The result is that rarity in rapdom: the truly original MC. Redman is the extension of his mentors, EPMD, and his sound has always reflected that group’s love for hiphop’s most basic sonic elements: heavy bass and prominent percussion. But to those, Redman has added an artistic persona with a Chuck D-like ability to command attention, a Richard Pryor-esque sense of humor, and occasional elements of Kool Keith-style surrealism. The whole package makes for a rapper capable of turning any posse track into a solo performance. Witness Redman’s oft-slept-on 1999 collaboration with Method Man, Blackout, in which he drew the spotlight from an MC whose own show-stealing abilities are formidable, as any Wu-Tang Clan album will demonstrate.

Apprehending the greatness of a Redman album, however, exacts a price from its listeners, as seemingly a good third of his MO hinges on the denigration of women.
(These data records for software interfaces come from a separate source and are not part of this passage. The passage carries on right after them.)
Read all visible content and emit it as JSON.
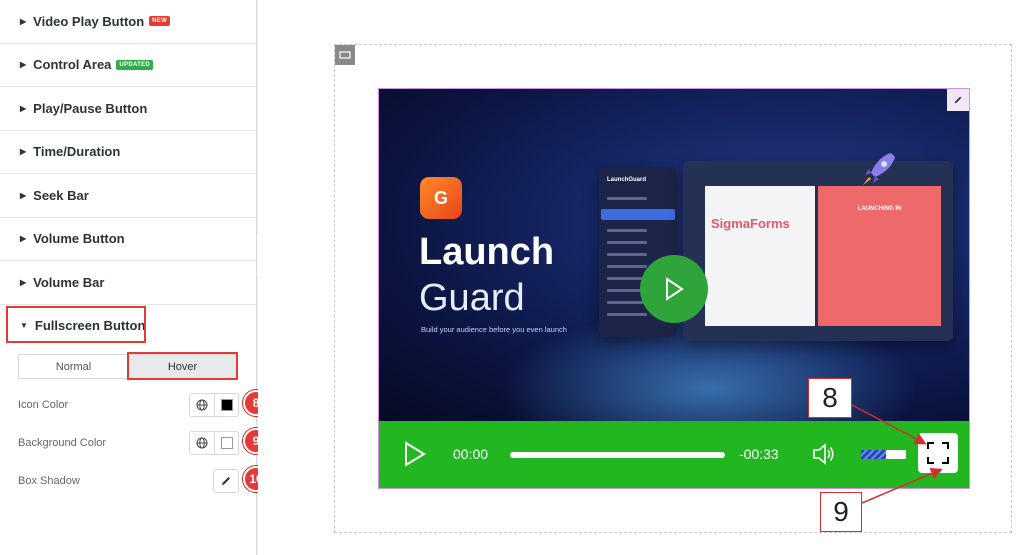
{
  "panel": {
    "sections": [
      {
        "label": "Video Play Button",
        "badge": "NEW"
      },
      {
        "label": "Control Area",
        "badge": "UPDATED"
      },
      {
        "label": "Play/Pause Button"
      },
      {
        "label": "Time/Duration"
      },
      {
        "label": "Seek Bar"
      },
      {
        "label": "Volume Button"
      },
      {
        "label": "Volume Bar"
      }
    ],
    "open_section": "Fullscreen Button",
    "tabs": [
      "Normal",
      "Hover"
    ],
    "active_tab": "Hover",
    "controls": [
      {
        "label": "Icon Color",
        "swatch": "#000000",
        "marker": "8"
      },
      {
        "label": "Background Color",
        "swatch": "#ffffff",
        "marker": "9"
      },
      {
        "label": "Box Shadow",
        "marker": "10"
      }
    ]
  },
  "video": {
    "brand_line1": "Launch",
    "brand_line2": "Guard",
    "tagline": "Build your audience before you even launch",
    "mock_title": "SigmaForms",
    "mock_launch": "LAUNCHING IN",
    "mock_app": "LaunchGuard"
  },
  "player": {
    "current_time": "00:00",
    "remaining_time": "-00:33",
    "volume_level": 0.55
  },
  "annotations": {
    "callout_8": "8",
    "callout_9": "9"
  },
  "colors": {
    "control_bar": "#22b621",
    "highlight": "#e53935"
  }
}
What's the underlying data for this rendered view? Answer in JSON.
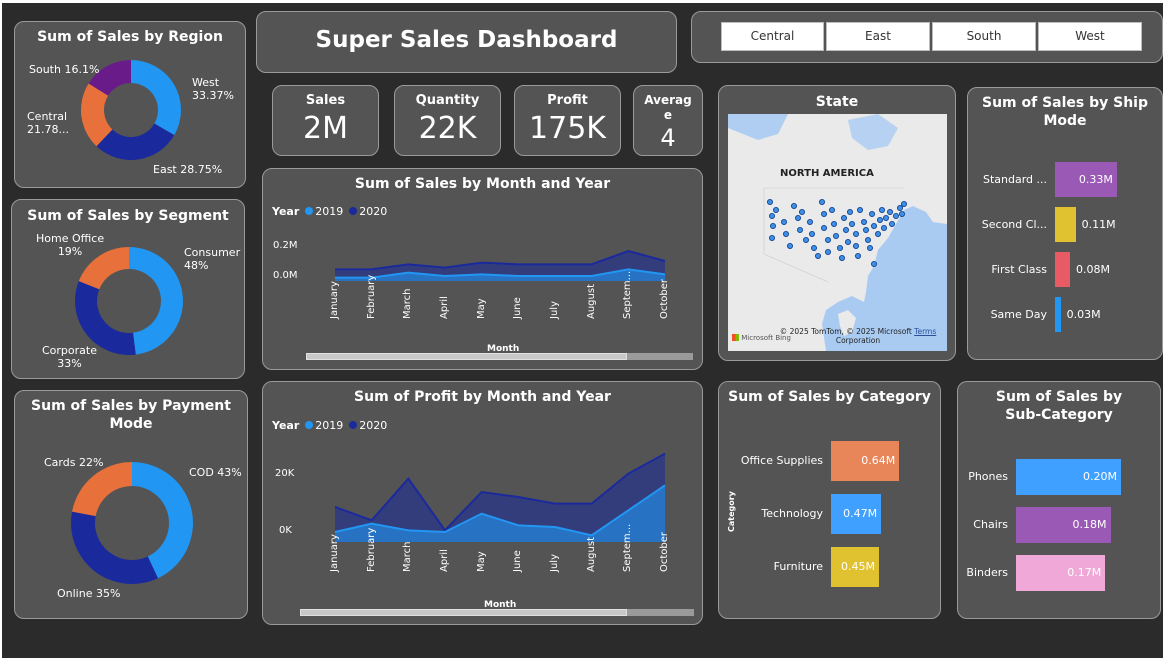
{
  "dashboard_title": "Super Sales Dashboard",
  "region_filter": [
    "Central",
    "East",
    "South",
    "West"
  ],
  "kpis": {
    "sales": {
      "label": "Sales",
      "value": "2M"
    },
    "quantity": {
      "label": "Quantity",
      "value": "22K"
    },
    "profit": {
      "label": "Profit",
      "value": "175K"
    },
    "average": {
      "label_line1": "Averag",
      "label_line2": "e",
      "value": "4"
    }
  },
  "colors": {
    "blue": "#2196f3",
    "navy": "#1a2a9c",
    "orange": "#e8703a",
    "purple": "#6a1b8a",
    "panel": "#545454",
    "background": "#2b2b2b"
  },
  "chart_data": [
    {
      "id": "region",
      "type": "pie",
      "title": "Sum of Sales by Region",
      "slices": [
        {
          "name": "West",
          "value": 33.37,
          "label_line1": "West",
          "label_line2": "33.37%",
          "color": "#2196f3"
        },
        {
          "name": "East",
          "value": 28.75,
          "label_line1": "East 28.75%",
          "label_line2": "",
          "color": "#1a2a9c"
        },
        {
          "name": "Central",
          "value": 21.78,
          "label_line1": "Central",
          "label_line2": "21.78...",
          "color": "#e8703a"
        },
        {
          "name": "South",
          "value": 16.1,
          "label_line1": "South 16.1%",
          "label_line2": "",
          "color": "#6a1b8a"
        }
      ]
    },
    {
      "id": "segment",
      "type": "pie",
      "title": "Sum of Sales by Segment",
      "slices": [
        {
          "name": "Consumer",
          "value": 48,
          "label_line1": "Consumer",
          "label_line2": "48%",
          "color": "#2196f3"
        },
        {
          "name": "Corporate",
          "value": 33,
          "label_line1": "Corporate",
          "label_line2": "33%",
          "color": "#1a2a9c"
        },
        {
          "name": "Home Office",
          "value": 19,
          "label_line1": "Home Office",
          "label_line2": "19%",
          "color": "#e8703a"
        }
      ]
    },
    {
      "id": "payment",
      "type": "pie",
      "title_line1": "Sum of Sales by Payment",
      "title_line2": "Mode",
      "slices": [
        {
          "name": "COD",
          "value": 43,
          "label_line1": "COD 43%",
          "label_line2": "",
          "color": "#2196f3"
        },
        {
          "name": "Online",
          "value": 35,
          "label_line1": "Online 35%",
          "label_line2": "",
          "color": "#1a2a9c"
        },
        {
          "name": "Cards",
          "value": 22,
          "label_line1": "Cards 22%",
          "label_line2": "",
          "color": "#e8703a"
        }
      ]
    },
    {
      "id": "sales_month",
      "type": "area",
      "title": "Sum of Sales by Month and Year",
      "legend_title": "Year",
      "xlabel": "Month",
      "ytick_labels": [
        "0.2M",
        "0.0M"
      ],
      "yticks": [
        0.2,
        0.0
      ],
      "ylim": [
        0,
        0.3
      ],
      "categories": [
        "January",
        "February",
        "March",
        "April",
        "May",
        "June",
        "July",
        "August",
        "Septem...",
        "October"
      ],
      "series": [
        {
          "name": "2020",
          "color": "#1a2a9c",
          "values": [
            0.07,
            0.07,
            0.1,
            0.08,
            0.11,
            0.1,
            0.1,
            0.1,
            0.18,
            0.12
          ]
        },
        {
          "name": "2019",
          "color": "#2196f3",
          "values": [
            0.02,
            0.02,
            0.05,
            0.03,
            0.04,
            0.03,
            0.03,
            0.03,
            0.07,
            0.04
          ]
        }
      ],
      "scroll_fraction": 0.83
    },
    {
      "id": "profit_month",
      "type": "area",
      "title": "Sum of Profit by Month and Year",
      "legend_title": "Year",
      "xlabel": "Month",
      "ytick_labels": [
        "20K",
        "0K"
      ],
      "yticks": [
        20000,
        0
      ],
      "ylim": [
        0,
        30000
      ],
      "categories": [
        "January",
        "February",
        "March",
        "April",
        "May",
        "June",
        "July",
        "August",
        "Septem...",
        "October"
      ],
      "series": [
        {
          "name": "2020",
          "color": "#1a2a9c",
          "values": [
            10500,
            6500,
            19000,
            3500,
            15000,
            13500,
            11500,
            11500,
            20500,
            26500
          ]
        },
        {
          "name": "2019",
          "color": "#2196f3",
          "values": [
            3000,
            5500,
            3500,
            3000,
            8500,
            5000,
            4500,
            2000,
            9500,
            17000
          ]
        }
      ],
      "scroll_fraction": 0.83
    },
    {
      "id": "ship_mode",
      "type": "bar",
      "title_line1": "Sum of Sales by Ship",
      "title_line2": "Mode",
      "xlim": [
        0,
        0.4
      ],
      "bars": [
        {
          "category": "Standard ...",
          "value": 0.33,
          "label": "0.33M",
          "color": "#9b59b6"
        },
        {
          "category": "Second Cl...",
          "value": 0.11,
          "label": "0.11M",
          "color": "#e0c12f"
        },
        {
          "category": "First Class",
          "value": 0.08,
          "label": "0.08M",
          "color": "#e85a64"
        },
        {
          "category": "Same Day",
          "value": 0.03,
          "label": "0.03M",
          "color": "#2196f3"
        }
      ]
    },
    {
      "id": "category",
      "type": "bar",
      "title": "Sum of Sales by Category",
      "ylabel": "Category",
      "xlim": [
        0,
        0.75
      ],
      "bars": [
        {
          "category": "Office Supplies",
          "value": 0.64,
          "label": "0.64M",
          "color": "#e8865a"
        },
        {
          "category": "Technology",
          "value": 0.47,
          "label": "0.47M",
          "color": "#3fa0ff"
        },
        {
          "category": "Furniture",
          "value": 0.45,
          "label": "0.45M",
          "color": "#e0c12f"
        }
      ]
    },
    {
      "id": "subcategory",
      "type": "bar",
      "title_line1": "Sum of Sales by",
      "title_line2": "Sub-Category",
      "xlim": [
        0,
        0.2
      ],
      "bars": [
        {
          "category": "Phones",
          "value": 0.2,
          "label": "0.20M",
          "color": "#3fa0ff"
        },
        {
          "category": "Chairs",
          "value": 0.18,
          "label": "0.18M",
          "color": "#9b59b6"
        },
        {
          "category": "Binders",
          "value": 0.17,
          "label": "0.17M",
          "color": "#f0a8d8"
        }
      ]
    }
  ],
  "map": {
    "title": "State",
    "region_label": "NORTH AMERICA",
    "attribution_line1": "© 2025 TomTom, © 2025 Microsoft",
    "attribution_line2": "Corporation",
    "terms": "Terms",
    "logo": "Microsoft Bing"
  }
}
A Redman record is, without failure, sexist, the word “bitch” dispensed as though it were a synonym for “female.” You have to cringe when you hear a man compare himself to Ike Turner or even metaphorically refer to himself as a date-rapist. Redman’s misogyny is no more flagrant than any other rapper’s, but perhaps because his talent is so much greater than most, his hatred is more bothersome.

None of this changes on the MC’s latest offering, Malpractice. Unfortunately for Redman, the album lacks the moving soundscape needed to make his repetition excusable. The tracks aren’t terrible; they just fail to induce an involuntary head nod—the calling card of a good Redman cut. For an artist like Redman, such a turn is especially bad, because his frenetic delivery demands so much from a track.

But most of Malpractice fails to meet Redman’s requirements. The signature heavy thump that has characterized most of his work is absent here, replaced by whistling synthesizers and drums that sound like little more than a 10-year-old tapping on a plastic bowl. This same musical formula is repeated track after track, meaning that Redman has the unenviable task of bringing some diversity to the album by himself. But diversity has never been Redman’s strength, and the weakness of the tracks only makes his own redundancy more apparent.

Malpractice gets off to a bad start with “Diggy Doc,” an homage to the D.O.C.’s legendary “The D.O.C. & the Doctor.” The original is a classic rap song, distinguished by pounding drums and chaotic cuts courtesy of producer Dr. Dre. It would seem to be a perfect track to inspire Redman, one of only a few artists who’ve actually had success reworking rap chestnuts. He offers up his standard vocal braggadocio—”It’s like Shaq and Kobe, I be for four quarters/Callin’ veterinarians to get the dogs off ya/Animals Attack Part 4, people starin’/I’m not the type of Focker that’ll go and meet your parents”—but the original’s drum beats and guitar licks have been replaced with a sleek, smooth sound that completely clashes with the MC’s raw flow. The album’s first single, “Let’s Get Dirty (I Can’t Get in da Club),” suffers a similar problem: There’s simply not enough soul in the track to support Redman’s weighty vocalizing.

The times on Malpractice when Redman’s verbal stylings are given adequate backing are few, but they do exist. Foremost among them is “J.U.M.P.,” a cut that is greatly aided by guest artist George Clinton’s gravelly baritone. Redman’s latest installment in his Soopaman series, “Soopaman Luva 5,” also manages to rise to the artist’s previous standards. Nonetheless, Malpractice easily ranks as his weakest full-length effort to date.

Unlike many underground artists who slip up badly, Redman doesn’t fail because he’s making a crossover attempt. Yet the album still feels like one long, boring song. The numerous cameos and skits don’t help much, either. For whatever reason, Malpractice never quite gets going; instead, it sits in one place for all of its 23 tracks. Redman himself isn’t the problem: His performances are as alive as always. Unfortunately, his producers have left most of the album’s tracks half-finished, resulting in a disc that isn’t at all worthy of a Soopaman. CP